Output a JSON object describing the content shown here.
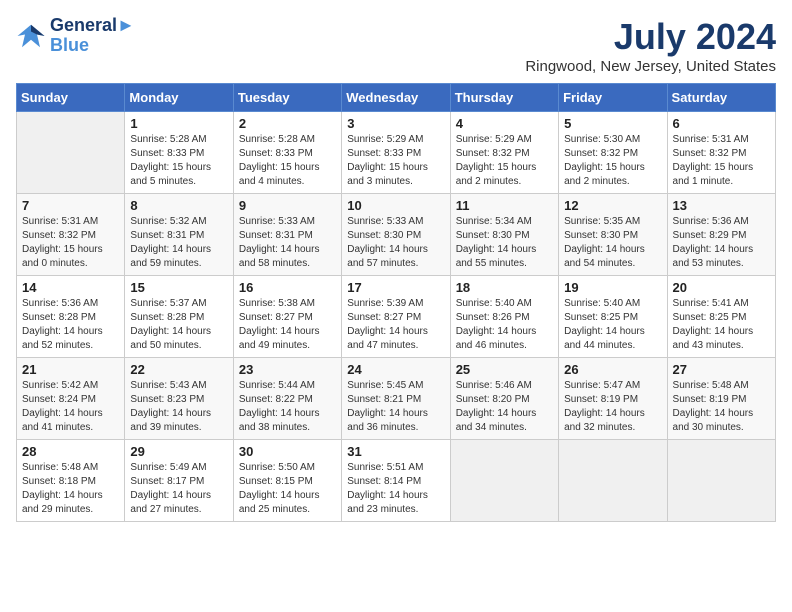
{
  "header": {
    "logo_line1": "General",
    "logo_line2": "Blue",
    "month_title": "July 2024",
    "location": "Ringwood, New Jersey, United States"
  },
  "days_of_week": [
    "Sunday",
    "Monday",
    "Tuesday",
    "Wednesday",
    "Thursday",
    "Friday",
    "Saturday"
  ],
  "weeks": [
    [
      {
        "day": "",
        "info": ""
      },
      {
        "day": "1",
        "info": "Sunrise: 5:28 AM\nSunset: 8:33 PM\nDaylight: 15 hours\nand 5 minutes."
      },
      {
        "day": "2",
        "info": "Sunrise: 5:28 AM\nSunset: 8:33 PM\nDaylight: 15 hours\nand 4 minutes."
      },
      {
        "day": "3",
        "info": "Sunrise: 5:29 AM\nSunset: 8:33 PM\nDaylight: 15 hours\nand 3 minutes."
      },
      {
        "day": "4",
        "info": "Sunrise: 5:29 AM\nSunset: 8:32 PM\nDaylight: 15 hours\nand 2 minutes."
      },
      {
        "day": "5",
        "info": "Sunrise: 5:30 AM\nSunset: 8:32 PM\nDaylight: 15 hours\nand 2 minutes."
      },
      {
        "day": "6",
        "info": "Sunrise: 5:31 AM\nSunset: 8:32 PM\nDaylight: 15 hours\nand 1 minute."
      }
    ],
    [
      {
        "day": "7",
        "info": "Sunrise: 5:31 AM\nSunset: 8:32 PM\nDaylight: 15 hours\nand 0 minutes."
      },
      {
        "day": "8",
        "info": "Sunrise: 5:32 AM\nSunset: 8:31 PM\nDaylight: 14 hours\nand 59 minutes."
      },
      {
        "day": "9",
        "info": "Sunrise: 5:33 AM\nSunset: 8:31 PM\nDaylight: 14 hours\nand 58 minutes."
      },
      {
        "day": "10",
        "info": "Sunrise: 5:33 AM\nSunset: 8:30 PM\nDaylight: 14 hours\nand 57 minutes."
      },
      {
        "day": "11",
        "info": "Sunrise: 5:34 AM\nSunset: 8:30 PM\nDaylight: 14 hours\nand 55 minutes."
      },
      {
        "day": "12",
        "info": "Sunrise: 5:35 AM\nSunset: 8:30 PM\nDaylight: 14 hours\nand 54 minutes."
      },
      {
        "day": "13",
        "info": "Sunrise: 5:36 AM\nSunset: 8:29 PM\nDaylight: 14 hours\nand 53 minutes."
      }
    ],
    [
      {
        "day": "14",
        "info": "Sunrise: 5:36 AM\nSunset: 8:28 PM\nDaylight: 14 hours\nand 52 minutes."
      },
      {
        "day": "15",
        "info": "Sunrise: 5:37 AM\nSunset: 8:28 PM\nDaylight: 14 hours\nand 50 minutes."
      },
      {
        "day": "16",
        "info": "Sunrise: 5:38 AM\nSunset: 8:27 PM\nDaylight: 14 hours\nand 49 minutes."
      },
      {
        "day": "17",
        "info": "Sunrise: 5:39 AM\nSunset: 8:27 PM\nDaylight: 14 hours\nand 47 minutes."
      },
      {
        "day": "18",
        "info": "Sunrise: 5:40 AM\nSunset: 8:26 PM\nDaylight: 14 hours\nand 46 minutes."
      },
      {
        "day": "19",
        "info": "Sunrise: 5:40 AM\nSunset: 8:25 PM\nDaylight: 14 hours\nand 44 minutes."
      },
      {
        "day": "20",
        "info": "Sunrise: 5:41 AM\nSunset: 8:25 PM\nDaylight: 14 hours\nand 43 minutes."
      }
    ],
    [
      {
        "day": "21",
        "info": "Sunrise: 5:42 AM\nSunset: 8:24 PM\nDaylight: 14 hours\nand 41 minutes."
      },
      {
        "day": "22",
        "info": "Sunrise: 5:43 AM\nSunset: 8:23 PM\nDaylight: 14 hours\nand 39 minutes."
      },
      {
        "day": "23",
        "info": "Sunrise: 5:44 AM\nSunset: 8:22 PM\nDaylight: 14 hours\nand 38 minutes."
      },
      {
        "day": "24",
        "info": "Sunrise: 5:45 AM\nSunset: 8:21 PM\nDaylight: 14 hours\nand 36 minutes."
      },
      {
        "day": "25",
        "info": "Sunrise: 5:46 AM\nSunset: 8:20 PM\nDaylight: 14 hours\nand 34 minutes."
      },
      {
        "day": "26",
        "info": "Sunrise: 5:47 AM\nSunset: 8:19 PM\nDaylight: 14 hours\nand 32 minutes."
      },
      {
        "day": "27",
        "info": "Sunrise: 5:48 AM\nSunset: 8:19 PM\nDaylight: 14 hours\nand 30 minutes."
      }
    ],
    [
      {
        "day": "28",
        "info": "Sunrise: 5:48 AM\nSunset: 8:18 PM\nDaylight: 14 hours\nand 29 minutes."
      },
      {
        "day": "29",
        "info": "Sunrise: 5:49 AM\nSunset: 8:17 PM\nDaylight: 14 hours\nand 27 minutes."
      },
      {
        "day": "30",
        "info": "Sunrise: 5:50 AM\nSunset: 8:15 PM\nDaylight: 14 hours\nand 25 minutes."
      },
      {
        "day": "31",
        "info": "Sunrise: 5:51 AM\nSunset: 8:14 PM\nDaylight: 14 hours\nand 23 minutes."
      },
      {
        "day": "",
        "info": ""
      },
      {
        "day": "",
        "info": ""
      },
      {
        "day": "",
        "info": ""
      }
    ]
  ]
}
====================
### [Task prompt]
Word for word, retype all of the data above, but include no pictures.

### [The answer]
Output a JSON object describing the content shown here.
{
  "header": {
    "logo_line1": "General",
    "logo_line2": "Blue",
    "month_title": "July 2024",
    "location": "Ringwood, New Jersey, United States"
  },
  "days_of_week": [
    "Sunday",
    "Monday",
    "Tuesday",
    "Wednesday",
    "Thursday",
    "Friday",
    "Saturday"
  ],
  "weeks": [
    [
      {
        "day": "",
        "info": ""
      },
      {
        "day": "1",
        "info": "Sunrise: 5:28 AM\nSunset: 8:33 PM\nDaylight: 15 hours\nand 5 minutes."
      },
      {
        "day": "2",
        "info": "Sunrise: 5:28 AM\nSunset: 8:33 PM\nDaylight: 15 hours\nand 4 minutes."
      },
      {
        "day": "3",
        "info": "Sunrise: 5:29 AM\nSunset: 8:33 PM\nDaylight: 15 hours\nand 3 minutes."
      },
      {
        "day": "4",
        "info": "Sunrise: 5:29 AM\nSunset: 8:32 PM\nDaylight: 15 hours\nand 2 minutes."
      },
      {
        "day": "5",
        "info": "Sunrise: 5:30 AM\nSunset: 8:32 PM\nDaylight: 15 hours\nand 2 minutes."
      },
      {
        "day": "6",
        "info": "Sunrise: 5:31 AM\nSunset: 8:32 PM\nDaylight: 15 hours\nand 1 minute."
      }
    ],
    [
      {
        "day": "7",
        "info": "Sunrise: 5:31 AM\nSunset: 8:32 PM\nDaylight: 15 hours\nand 0 minutes."
      },
      {
        "day": "8",
        "info": "Sunrise: 5:32 AM\nSunset: 8:31 PM\nDaylight: 14 hours\nand 59 minutes."
      },
      {
        "day": "9",
        "info": "Sunrise: 5:33 AM\nSunset: 8:31 PM\nDaylight: 14 hours\nand 58 minutes."
      },
      {
        "day": "10",
        "info": "Sunrise: 5:33 AM\nSunset: 8:30 PM\nDaylight: 14 hours\nand 57 minutes."
      },
      {
        "day": "11",
        "info": "Sunrise: 5:34 AM\nSunset: 8:30 PM\nDaylight: 14 hours\nand 55 minutes."
      },
      {
        "day": "12",
        "info": "Sunrise: 5:35 AM\nSunset: 8:30 PM\nDaylight: 14 hours\nand 54 minutes."
      },
      {
        "day": "13",
        "info": "Sunrise: 5:36 AM\nSunset: 8:29 PM\nDaylight: 14 hours\nand 53 minutes."
      }
    ],
    [
      {
        "day": "14",
        "info": "Sunrise: 5:36 AM\nSunset: 8:28 PM\nDaylight: 14 hours\nand 52 minutes."
      },
      {
        "day": "15",
        "info": "Sunrise: 5:37 AM\nSunset: 8:28 PM\nDaylight: 14 hours\nand 50 minutes."
      },
      {
        "day": "16",
        "info": "Sunrise: 5:38 AM\nSunset: 8:27 PM\nDaylight: 14 hours\nand 49 minutes."
      },
      {
        "day": "17",
        "info": "Sunrise: 5:39 AM\nSunset: 8:27 PM\nDaylight: 14 hours\nand 47 minutes."
      },
      {
        "day": "18",
        "info": "Sunrise: 5:40 AM\nSunset: 8:26 PM\nDaylight: 14 hours\nand 46 minutes."
      },
      {
        "day": "19",
        "info": "Sunrise: 5:40 AM\nSunset: 8:25 PM\nDaylight: 14 hours\nand 44 minutes."
      },
      {
        "day": "20",
        "info": "Sunrise: 5:41 AM\nSunset: 8:25 PM\nDaylight: 14 hours\nand 43 minutes."
      }
    ],
    [
      {
        "day": "21",
        "info": "Sunrise: 5:42 AM\nSunset: 8:24 PM\nDaylight: 14 hours\nand 41 minutes."
      },
      {
        "day": "22",
        "info": "Sunrise: 5:43 AM\nSunset: 8:23 PM\nDaylight: 14 hours\nand 39 minutes."
      },
      {
        "day": "23",
        "info": "Sunrise: 5:44 AM\nSunset: 8:22 PM\nDaylight: 14 hours\nand 38 minutes."
      },
      {
        "day": "24",
        "info": "Sunrise: 5:45 AM\nSunset: 8:21 PM\nDaylight: 14 hours\nand 36 minutes."
      },
      {
        "day": "25",
        "info": "Sunrise: 5:46 AM\nSunset: 8:20 PM\nDaylight: 14 hours\nand 34 minutes."
      },
      {
        "day": "26",
        "info": "Sunrise: 5:47 AM\nSunset: 8:19 PM\nDaylight: 14 hours\nand 32 minutes."
      },
      {
        "day": "27",
        "info": "Sunrise: 5:48 AM\nSunset: 8:19 PM\nDaylight: 14 hours\nand 30 minutes."
      }
    ],
    [
      {
        "day": "28",
        "info": "Sunrise: 5:48 AM\nSunset: 8:18 PM\nDaylight: 14 hours\nand 29 minutes."
      },
      {
        "day": "29",
        "info": "Sunrise: 5:49 AM\nSunset: 8:17 PM\nDaylight: 14 hours\nand 27 minutes."
      },
      {
        "day": "30",
        "info": "Sunrise: 5:50 AM\nSunset: 8:15 PM\nDaylight: 14 hours\nand 25 minutes."
      },
      {
        "day": "31",
        "info": "Sunrise: 5:51 AM\nSunset: 8:14 PM\nDaylight: 14 hours\nand 23 minutes."
      },
      {
        "day": "",
        "info": ""
      },
      {
        "day": "",
        "info": ""
      },
      {
        "day": "",
        "info": ""
      }
    ]
  ]
}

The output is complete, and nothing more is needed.